Have you found what you were looking for?
Suggested topics:

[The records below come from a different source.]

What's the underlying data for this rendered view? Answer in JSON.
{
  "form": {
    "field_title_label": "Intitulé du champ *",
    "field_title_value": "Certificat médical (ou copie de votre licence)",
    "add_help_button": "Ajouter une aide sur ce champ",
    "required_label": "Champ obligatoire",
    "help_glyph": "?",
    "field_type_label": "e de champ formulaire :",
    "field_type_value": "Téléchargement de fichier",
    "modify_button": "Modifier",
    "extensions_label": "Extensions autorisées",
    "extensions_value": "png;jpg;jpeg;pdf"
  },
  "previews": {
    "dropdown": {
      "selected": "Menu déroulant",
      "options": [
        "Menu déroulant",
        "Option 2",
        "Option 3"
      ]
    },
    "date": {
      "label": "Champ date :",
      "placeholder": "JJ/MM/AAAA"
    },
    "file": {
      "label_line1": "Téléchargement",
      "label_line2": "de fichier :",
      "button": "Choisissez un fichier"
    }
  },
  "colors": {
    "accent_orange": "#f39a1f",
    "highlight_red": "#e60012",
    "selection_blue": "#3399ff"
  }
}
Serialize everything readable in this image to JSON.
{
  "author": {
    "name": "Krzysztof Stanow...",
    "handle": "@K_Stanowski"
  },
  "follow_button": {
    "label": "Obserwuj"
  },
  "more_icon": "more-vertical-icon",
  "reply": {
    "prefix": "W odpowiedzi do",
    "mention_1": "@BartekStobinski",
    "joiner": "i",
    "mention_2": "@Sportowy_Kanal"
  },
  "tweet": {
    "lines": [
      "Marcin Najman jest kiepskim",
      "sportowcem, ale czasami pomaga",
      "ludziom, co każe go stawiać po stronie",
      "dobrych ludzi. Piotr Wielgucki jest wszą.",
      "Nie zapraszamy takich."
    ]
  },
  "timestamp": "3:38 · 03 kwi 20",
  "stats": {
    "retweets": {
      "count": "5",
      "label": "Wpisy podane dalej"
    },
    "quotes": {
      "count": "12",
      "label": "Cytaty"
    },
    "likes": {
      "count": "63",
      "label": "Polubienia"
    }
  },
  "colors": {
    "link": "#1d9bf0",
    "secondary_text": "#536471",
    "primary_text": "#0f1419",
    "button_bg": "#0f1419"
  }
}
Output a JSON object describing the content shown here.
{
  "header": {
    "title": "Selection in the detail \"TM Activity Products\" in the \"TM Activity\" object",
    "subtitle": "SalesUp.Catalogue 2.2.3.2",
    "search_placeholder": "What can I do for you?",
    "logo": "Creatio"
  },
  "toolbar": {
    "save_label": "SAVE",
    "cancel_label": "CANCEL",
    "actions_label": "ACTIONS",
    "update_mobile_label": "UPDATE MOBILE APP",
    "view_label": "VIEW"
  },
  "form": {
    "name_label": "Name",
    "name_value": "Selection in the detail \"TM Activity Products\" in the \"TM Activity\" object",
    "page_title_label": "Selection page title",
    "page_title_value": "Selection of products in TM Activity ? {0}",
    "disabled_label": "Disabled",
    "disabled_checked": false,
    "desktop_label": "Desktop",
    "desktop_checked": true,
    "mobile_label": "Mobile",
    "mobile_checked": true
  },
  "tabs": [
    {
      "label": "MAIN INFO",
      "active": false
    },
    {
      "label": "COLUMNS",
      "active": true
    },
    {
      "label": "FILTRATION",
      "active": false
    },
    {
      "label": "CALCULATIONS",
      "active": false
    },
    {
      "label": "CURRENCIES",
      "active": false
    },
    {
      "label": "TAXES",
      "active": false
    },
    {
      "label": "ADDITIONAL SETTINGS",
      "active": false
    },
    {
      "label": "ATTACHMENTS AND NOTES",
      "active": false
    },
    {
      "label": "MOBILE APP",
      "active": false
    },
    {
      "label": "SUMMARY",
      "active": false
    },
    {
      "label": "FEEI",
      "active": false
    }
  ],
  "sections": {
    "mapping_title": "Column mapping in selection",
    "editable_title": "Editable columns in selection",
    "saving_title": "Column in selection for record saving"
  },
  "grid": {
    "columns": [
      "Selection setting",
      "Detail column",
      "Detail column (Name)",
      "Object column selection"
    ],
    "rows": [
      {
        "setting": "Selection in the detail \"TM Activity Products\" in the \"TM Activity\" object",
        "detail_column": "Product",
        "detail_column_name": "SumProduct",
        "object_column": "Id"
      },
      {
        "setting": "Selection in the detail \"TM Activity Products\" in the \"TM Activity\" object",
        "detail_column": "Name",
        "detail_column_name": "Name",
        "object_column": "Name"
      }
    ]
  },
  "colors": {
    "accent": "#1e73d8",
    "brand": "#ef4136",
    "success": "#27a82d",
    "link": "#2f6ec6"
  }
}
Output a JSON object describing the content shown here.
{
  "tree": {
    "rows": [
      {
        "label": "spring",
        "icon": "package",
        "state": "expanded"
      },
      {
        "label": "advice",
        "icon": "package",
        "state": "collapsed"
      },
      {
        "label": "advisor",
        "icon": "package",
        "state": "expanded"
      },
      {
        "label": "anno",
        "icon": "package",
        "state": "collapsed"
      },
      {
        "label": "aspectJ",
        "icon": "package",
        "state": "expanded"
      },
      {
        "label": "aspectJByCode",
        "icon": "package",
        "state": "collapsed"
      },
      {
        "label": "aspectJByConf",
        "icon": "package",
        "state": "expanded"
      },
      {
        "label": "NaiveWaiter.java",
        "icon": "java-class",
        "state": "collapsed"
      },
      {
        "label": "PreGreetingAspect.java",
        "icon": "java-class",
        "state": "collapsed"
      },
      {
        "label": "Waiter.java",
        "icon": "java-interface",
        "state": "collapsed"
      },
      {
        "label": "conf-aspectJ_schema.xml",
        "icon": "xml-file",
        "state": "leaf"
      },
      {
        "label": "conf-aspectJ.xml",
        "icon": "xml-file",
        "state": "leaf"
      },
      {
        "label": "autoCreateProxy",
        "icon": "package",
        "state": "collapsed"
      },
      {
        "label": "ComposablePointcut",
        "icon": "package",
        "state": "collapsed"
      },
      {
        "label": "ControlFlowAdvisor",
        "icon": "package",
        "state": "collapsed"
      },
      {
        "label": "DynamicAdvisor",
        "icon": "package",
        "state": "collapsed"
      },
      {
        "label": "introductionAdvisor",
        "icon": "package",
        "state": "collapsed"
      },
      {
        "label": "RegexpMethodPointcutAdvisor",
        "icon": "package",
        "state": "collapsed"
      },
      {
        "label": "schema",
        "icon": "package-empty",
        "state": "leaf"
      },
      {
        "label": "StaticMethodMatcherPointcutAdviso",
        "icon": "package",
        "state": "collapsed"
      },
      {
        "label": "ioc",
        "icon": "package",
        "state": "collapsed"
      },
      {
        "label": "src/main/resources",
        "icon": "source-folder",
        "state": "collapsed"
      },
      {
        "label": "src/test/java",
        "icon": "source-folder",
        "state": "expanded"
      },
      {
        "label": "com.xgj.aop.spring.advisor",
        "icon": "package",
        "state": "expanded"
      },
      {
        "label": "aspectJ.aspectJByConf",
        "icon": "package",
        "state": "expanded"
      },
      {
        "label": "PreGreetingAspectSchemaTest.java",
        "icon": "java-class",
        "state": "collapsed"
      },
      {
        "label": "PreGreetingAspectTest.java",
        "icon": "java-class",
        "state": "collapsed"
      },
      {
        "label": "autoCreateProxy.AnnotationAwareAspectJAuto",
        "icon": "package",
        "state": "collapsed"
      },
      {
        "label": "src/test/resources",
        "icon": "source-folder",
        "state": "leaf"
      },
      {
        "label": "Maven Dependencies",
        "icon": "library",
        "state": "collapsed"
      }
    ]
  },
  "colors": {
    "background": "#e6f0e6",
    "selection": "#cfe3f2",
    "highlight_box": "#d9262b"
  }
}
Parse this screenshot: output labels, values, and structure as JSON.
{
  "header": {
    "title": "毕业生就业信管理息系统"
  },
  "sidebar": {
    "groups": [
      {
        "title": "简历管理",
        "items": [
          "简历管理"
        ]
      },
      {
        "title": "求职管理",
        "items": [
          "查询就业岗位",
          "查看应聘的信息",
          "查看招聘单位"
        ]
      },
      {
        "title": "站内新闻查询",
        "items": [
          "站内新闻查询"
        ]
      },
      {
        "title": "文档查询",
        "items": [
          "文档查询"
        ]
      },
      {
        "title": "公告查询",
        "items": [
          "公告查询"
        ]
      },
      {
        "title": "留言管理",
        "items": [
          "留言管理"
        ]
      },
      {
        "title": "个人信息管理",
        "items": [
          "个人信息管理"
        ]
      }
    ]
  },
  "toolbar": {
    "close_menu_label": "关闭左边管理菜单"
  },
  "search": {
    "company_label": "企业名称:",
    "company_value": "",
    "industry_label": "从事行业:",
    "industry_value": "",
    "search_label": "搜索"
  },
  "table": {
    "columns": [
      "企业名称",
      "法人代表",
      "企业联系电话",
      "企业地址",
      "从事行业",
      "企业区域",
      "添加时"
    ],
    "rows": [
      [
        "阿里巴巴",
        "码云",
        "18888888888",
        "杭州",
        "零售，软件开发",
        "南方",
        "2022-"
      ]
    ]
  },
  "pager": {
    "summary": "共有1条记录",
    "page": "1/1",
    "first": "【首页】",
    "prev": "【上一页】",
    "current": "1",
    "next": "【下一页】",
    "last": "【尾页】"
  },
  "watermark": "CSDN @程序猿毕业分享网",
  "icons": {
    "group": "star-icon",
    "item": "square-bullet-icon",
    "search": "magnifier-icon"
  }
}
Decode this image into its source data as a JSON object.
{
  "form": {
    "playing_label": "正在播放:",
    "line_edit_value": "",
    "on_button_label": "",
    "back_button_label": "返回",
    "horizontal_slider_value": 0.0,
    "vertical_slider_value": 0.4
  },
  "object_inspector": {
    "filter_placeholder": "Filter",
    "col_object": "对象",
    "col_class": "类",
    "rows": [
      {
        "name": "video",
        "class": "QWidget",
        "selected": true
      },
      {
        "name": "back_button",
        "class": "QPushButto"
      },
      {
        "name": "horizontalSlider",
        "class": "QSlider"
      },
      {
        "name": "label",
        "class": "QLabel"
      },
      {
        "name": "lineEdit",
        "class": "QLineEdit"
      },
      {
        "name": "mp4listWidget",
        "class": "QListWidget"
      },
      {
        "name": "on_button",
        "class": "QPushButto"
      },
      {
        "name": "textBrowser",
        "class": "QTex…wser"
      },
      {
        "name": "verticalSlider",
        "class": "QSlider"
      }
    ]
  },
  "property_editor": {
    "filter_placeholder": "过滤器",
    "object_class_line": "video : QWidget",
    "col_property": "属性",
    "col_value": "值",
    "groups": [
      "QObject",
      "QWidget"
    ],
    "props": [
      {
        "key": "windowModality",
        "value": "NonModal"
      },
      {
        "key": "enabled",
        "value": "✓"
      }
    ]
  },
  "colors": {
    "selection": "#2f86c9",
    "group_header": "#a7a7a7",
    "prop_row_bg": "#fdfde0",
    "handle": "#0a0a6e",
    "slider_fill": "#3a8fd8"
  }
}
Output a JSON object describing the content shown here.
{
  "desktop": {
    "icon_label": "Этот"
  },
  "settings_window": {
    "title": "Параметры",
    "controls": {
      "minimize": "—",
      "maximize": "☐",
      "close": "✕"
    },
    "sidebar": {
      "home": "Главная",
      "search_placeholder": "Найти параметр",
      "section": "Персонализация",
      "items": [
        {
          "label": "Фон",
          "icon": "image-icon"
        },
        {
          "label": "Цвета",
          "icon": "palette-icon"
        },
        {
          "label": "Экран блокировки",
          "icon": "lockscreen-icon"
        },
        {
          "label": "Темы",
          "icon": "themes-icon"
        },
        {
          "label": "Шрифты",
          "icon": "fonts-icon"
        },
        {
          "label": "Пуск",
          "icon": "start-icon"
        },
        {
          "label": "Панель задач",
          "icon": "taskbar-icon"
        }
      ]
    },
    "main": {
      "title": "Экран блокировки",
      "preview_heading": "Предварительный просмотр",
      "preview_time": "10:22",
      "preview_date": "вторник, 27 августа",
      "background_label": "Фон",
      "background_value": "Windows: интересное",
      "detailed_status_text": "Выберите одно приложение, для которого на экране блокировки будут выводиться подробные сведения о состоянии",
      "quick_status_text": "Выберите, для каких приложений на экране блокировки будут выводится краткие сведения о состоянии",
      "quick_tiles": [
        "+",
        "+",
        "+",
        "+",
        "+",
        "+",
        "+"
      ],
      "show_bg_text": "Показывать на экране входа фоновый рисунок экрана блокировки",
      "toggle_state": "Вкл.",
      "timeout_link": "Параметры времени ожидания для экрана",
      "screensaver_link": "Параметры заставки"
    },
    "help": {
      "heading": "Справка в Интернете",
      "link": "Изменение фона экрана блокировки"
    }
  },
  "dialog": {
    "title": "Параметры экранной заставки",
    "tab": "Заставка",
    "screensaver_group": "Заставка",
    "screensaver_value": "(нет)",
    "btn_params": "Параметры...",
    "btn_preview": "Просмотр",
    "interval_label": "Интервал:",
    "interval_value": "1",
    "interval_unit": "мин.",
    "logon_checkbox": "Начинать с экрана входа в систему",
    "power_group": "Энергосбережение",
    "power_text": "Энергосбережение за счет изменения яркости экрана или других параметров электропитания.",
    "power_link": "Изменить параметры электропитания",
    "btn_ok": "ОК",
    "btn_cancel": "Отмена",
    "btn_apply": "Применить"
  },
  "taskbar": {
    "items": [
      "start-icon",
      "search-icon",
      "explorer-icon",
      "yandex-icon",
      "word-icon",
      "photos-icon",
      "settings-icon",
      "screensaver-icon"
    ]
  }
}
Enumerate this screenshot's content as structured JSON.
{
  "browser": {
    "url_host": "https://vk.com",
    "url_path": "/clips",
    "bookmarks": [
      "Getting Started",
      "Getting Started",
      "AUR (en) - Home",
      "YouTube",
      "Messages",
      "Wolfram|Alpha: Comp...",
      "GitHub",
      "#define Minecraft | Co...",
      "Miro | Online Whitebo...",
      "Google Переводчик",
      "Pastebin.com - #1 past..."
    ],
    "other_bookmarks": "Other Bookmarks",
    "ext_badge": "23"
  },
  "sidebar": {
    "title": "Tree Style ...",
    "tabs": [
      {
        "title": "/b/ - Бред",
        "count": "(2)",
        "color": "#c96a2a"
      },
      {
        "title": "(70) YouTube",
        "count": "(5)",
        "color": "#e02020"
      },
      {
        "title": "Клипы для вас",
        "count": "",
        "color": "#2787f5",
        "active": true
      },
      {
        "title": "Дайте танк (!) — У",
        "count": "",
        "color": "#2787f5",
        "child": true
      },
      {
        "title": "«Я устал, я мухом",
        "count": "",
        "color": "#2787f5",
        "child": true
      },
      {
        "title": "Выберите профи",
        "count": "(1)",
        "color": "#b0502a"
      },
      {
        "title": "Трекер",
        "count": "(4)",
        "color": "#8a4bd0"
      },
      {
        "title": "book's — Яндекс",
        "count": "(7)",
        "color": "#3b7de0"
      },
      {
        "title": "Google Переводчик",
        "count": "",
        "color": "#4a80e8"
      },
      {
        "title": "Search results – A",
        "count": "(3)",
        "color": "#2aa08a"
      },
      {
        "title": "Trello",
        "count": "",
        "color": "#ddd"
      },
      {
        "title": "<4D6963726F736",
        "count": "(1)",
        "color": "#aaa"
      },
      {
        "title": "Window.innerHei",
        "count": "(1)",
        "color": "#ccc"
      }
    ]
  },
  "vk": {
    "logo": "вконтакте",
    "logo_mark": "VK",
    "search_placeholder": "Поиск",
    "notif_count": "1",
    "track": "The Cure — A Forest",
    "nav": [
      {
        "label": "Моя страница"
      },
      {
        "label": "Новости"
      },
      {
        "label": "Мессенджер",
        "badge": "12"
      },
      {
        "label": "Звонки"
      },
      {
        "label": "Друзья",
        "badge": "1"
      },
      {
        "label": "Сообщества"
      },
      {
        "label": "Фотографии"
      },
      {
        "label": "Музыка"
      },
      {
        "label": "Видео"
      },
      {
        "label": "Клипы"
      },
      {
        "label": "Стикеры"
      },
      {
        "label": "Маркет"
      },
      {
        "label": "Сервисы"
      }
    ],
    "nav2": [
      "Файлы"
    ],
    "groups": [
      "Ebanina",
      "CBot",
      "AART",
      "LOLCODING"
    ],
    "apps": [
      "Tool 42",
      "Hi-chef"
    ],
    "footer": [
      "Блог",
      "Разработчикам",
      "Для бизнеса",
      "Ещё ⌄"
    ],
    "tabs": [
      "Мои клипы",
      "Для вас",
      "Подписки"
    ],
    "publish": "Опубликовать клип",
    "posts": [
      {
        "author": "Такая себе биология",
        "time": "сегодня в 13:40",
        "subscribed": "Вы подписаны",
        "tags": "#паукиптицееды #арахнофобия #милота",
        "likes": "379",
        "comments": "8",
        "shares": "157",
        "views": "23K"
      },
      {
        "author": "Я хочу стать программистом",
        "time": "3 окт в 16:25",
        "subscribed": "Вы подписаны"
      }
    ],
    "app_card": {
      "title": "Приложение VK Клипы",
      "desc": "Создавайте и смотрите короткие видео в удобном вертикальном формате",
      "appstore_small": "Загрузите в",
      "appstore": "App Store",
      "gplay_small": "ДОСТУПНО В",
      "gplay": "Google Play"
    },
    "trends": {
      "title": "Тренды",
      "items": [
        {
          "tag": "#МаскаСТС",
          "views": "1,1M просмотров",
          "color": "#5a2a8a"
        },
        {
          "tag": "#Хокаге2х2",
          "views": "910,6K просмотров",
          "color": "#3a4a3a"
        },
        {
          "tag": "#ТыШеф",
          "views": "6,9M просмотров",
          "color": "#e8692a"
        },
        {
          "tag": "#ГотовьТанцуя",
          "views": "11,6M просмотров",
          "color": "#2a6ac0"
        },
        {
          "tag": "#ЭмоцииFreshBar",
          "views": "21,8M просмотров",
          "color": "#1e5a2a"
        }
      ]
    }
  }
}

Acupuncture Addiction adventure Alan Dolan Alastair Campbell Alcohol Abuse Alex Zanardi Alexander Stubb Allie Hill Altruism Andrew Solomon Andrew Wallas Andy Hollinghurst Anger Anne Shewring Anne Usher MBE anorexia Anti-depressants antidepressants anxiety Anxiety and Worrying Archie Lamb Art Therapy artificial intelligence attachment autism Beau Lotto Ben Barnett Benjamin Zander Bereavement Bex Simon Bipolar Body Dysmorphic Disorder body image borderline personality disorder Boxing breakdown Breathing Bruce Parry Bruno Hansen Bryony Gordon Buddhism bulimia bullying Burgs business Business and Mental Well-Being Business and Mental Wellbeing CAHMS Calum Morrison Cancer care Carl Honore Cat Williams Catherine Hale CBT Charlotte Reed Childhood children Chloe Brotheridge Claudia Hammond cognitive behavioural therapy Cognitive behavourial therapy Cold Water Colin Richards combat community compassion Compulsive Thinking conditioning Connection Controlling Emotions Corporate responsibility cortisol Counselling creativity Dan Cable dance Dani Maimone data Dave Lee Depression desire Dick Moore diet disability disease diversity and inclusion dopamine Dr Genevieve Von Lob Dr. Harold Koplewicz Dr Louise Mazanti Dr Nerina Ramlakhan Dr William Shanahan Drug Abuse drugs Eating Disorder eating disorders Education embodiment Emily Clarkson Emily Warburton Adams Emotions energy Eva Musby evolution Exercise Faith Family Family Therapy fantasy Fear Femininity focus food friendship Gail Emms Ged Ferguson Geoff MacDonald George Atiase gratitude Grief Group Therapy Hannah Bridge Happiness Hazel Sawyers Healing health Healthcare herbalist Hoffman Process Homelessness Hope Virgo Howard Napper Hygge Hypervigilance Hypnosis Identity Ingrid Betancourt insomnia intimacy inventiveness Isolation Jack Green Jamie Sanderson Jamil Qureshi Jane Horrocks Jane Lunnon Jay Stolar Jenny Pewsey Jeremy Thomas Jim Lawless Jo Marchant Joel Lees Joey Bradford Johann Hari John Amaechi Jonny Benjamin Josh Patterson Josh Quigley Josh Smiiffy Journaling Jules Guaitamacchi Julia Samuel Jungian Analysis Katie Phillips Kim Polman Kimberly Parsons Kirsten Hartvig Rowley Kristin Neff Laughter Laura Willis LGBT Lily Asch Loneliness Lord Carey Loving Yourself Lucille Rosetti Maddy Austin Maggie Robbins Malene Rydahl Maneesh Juneja Manic Depression Marijuana Abuse Mark Austin Mark Harper Massage Matthieu Ricard Max Strom Meditation Meg James Melissa Hemsley memory problems Menopause Mental Care Plan mental health Mental Health Awareness Training Mike Lousada Mim Shaikh Mindfulness Mindset Motivation movement music Nadya Khokhar Natasha Devon nature Neil Laybourn Neuro-linguistic Programming Neuroscience Nick Love nightmares NLP Norman Lamb Nutrition OCD Oliver Chittenden Open Water Swimming organisations orthorexia outdoors pain Panic Attacks paralysis Paranoia parenting Paul Gilbert Paul Loomans Paul McKenna Paul Polman Paul Scates peer pressure Performance Enhancing Psychology Persia Lawson Peter Goodall Philosophy placebo Play Therapy pleasure Policy and Services Pornography Post natal depression post-traumatic stress Prince Harry Psychiatry psychology Psychosis Psychotherapy PTSD puberty Rachel Kelly Recovery relationships Relaxation religion Renee McGregor research Resilience Rohan Gunatillake Roxie Nafousi Ruby Wax OBE rugby Samantha Moyo Sarah Ann Macklin Sarah Outen Sascha Wyness Satveer Nijjar schizoaffective disorder Schizophrenia Science self-compassion self-harm Self-harming self-healing self-image Self-Love self-worth senses Sex Addiction Sexual Abuse sexuality shame Sharon Eden Simon Woodroffe single parents Sir Anthony Seldon Sleep society special needs spirituality Sport Steph Elswood Stephanie Kazolides Stigma Storytelling Stress Suicide Surfing Technology Teenage teenagers The Naked Professor therapy Thomas Duncan Bell Thomas Stimpson Trauma Tribal People Triggers Venerable Pannawansa Veterans Vikie Shanks wearable tech well-being wellbeing wellness Will Fisher work work-life balance Writing Yoga young people